Al Arabiya television news reported that Iranian-made ballistic missiles were transported to the base shortly before the attack via trucks used to transport refrigerated food. The identity of the aircraft which conducted the attack was unspecified at the time, and the US denied any involvement. Iranian Revolutionary Guard Corps (IRGC) and Hezbollah members were killed in the air strike, according to Al Arabiya. However, the Iranian-backed al-Hashd ash-Sha’abi (Popular Mobilization Forces) denied that any Iranians were killed, according to Fars News Agency.
A source from the IRGC told the Kuwaiti Al-Jarida newspaper that preliminary investigations indicate that Israel was behind the attack. An Israeli drone launched from a US base in Syria attacked the base, which stored short- and medium-range missiles.
The IRGC reached this conclusion because the type of missile that hit the camp is the same used by the IAF in attacks on Syria.

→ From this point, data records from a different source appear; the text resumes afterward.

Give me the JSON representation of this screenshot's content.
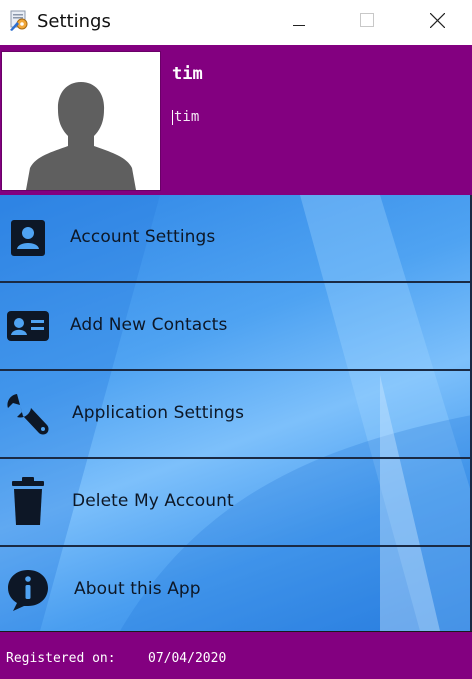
{
  "window": {
    "title": "Settings",
    "icons": {
      "app": "settings-app-icon",
      "minimize": "minimize-icon",
      "maximize": "maximize-icon",
      "close": "close-icon"
    }
  },
  "profile": {
    "name": "tim",
    "input_value": "tim",
    "avatar_icon": "user-silhouette-icon"
  },
  "menu": {
    "items": [
      {
        "label": "Account Settings",
        "icon": "user-card-icon"
      },
      {
        "label": "Add New Contacts",
        "icon": "contact-card-icon"
      },
      {
        "label": "Application Settings",
        "icon": "wrench-icon"
      },
      {
        "label": "Delete My Account",
        "icon": "trash-icon"
      },
      {
        "label": "About this App",
        "icon": "info-bubble-icon"
      }
    ]
  },
  "footer": {
    "registered_label": "Registered on:",
    "registered_date": "07/04/2020"
  },
  "colors": {
    "header": "#830080",
    "footer": "#830080",
    "menu_blue": "#4fa3f2",
    "divider": "#1a2a44"
  }
}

A-sharq Al-Awsat also reported that a second attack by Israel on Sunday on a base in Ashraf, northeast of Baghdad, had targeted Iranian advisers who were present at the base and a shipment of ballistic missiles that had just arrived from Iran.
Iran has begun moving its assets from areas repeatedly struck by Israel to locations closer to the border with Iraq, specifically the T4 Airbase located between Homs and Palmyra.
In September, Reuters reported that Iran had transferred ballistic missiles to Shi’ite proxies in Iraq over the course of several months and that it is developing the capacity to build more there. The missiles that were said to have been transferred include the Fateh-110, Zolfaqar and Zelzal types, which have ranges of 200-700 km., allowing them to be able to threaten both Saudi Arabia and Israel.
Israel has not commented on the recent strikes.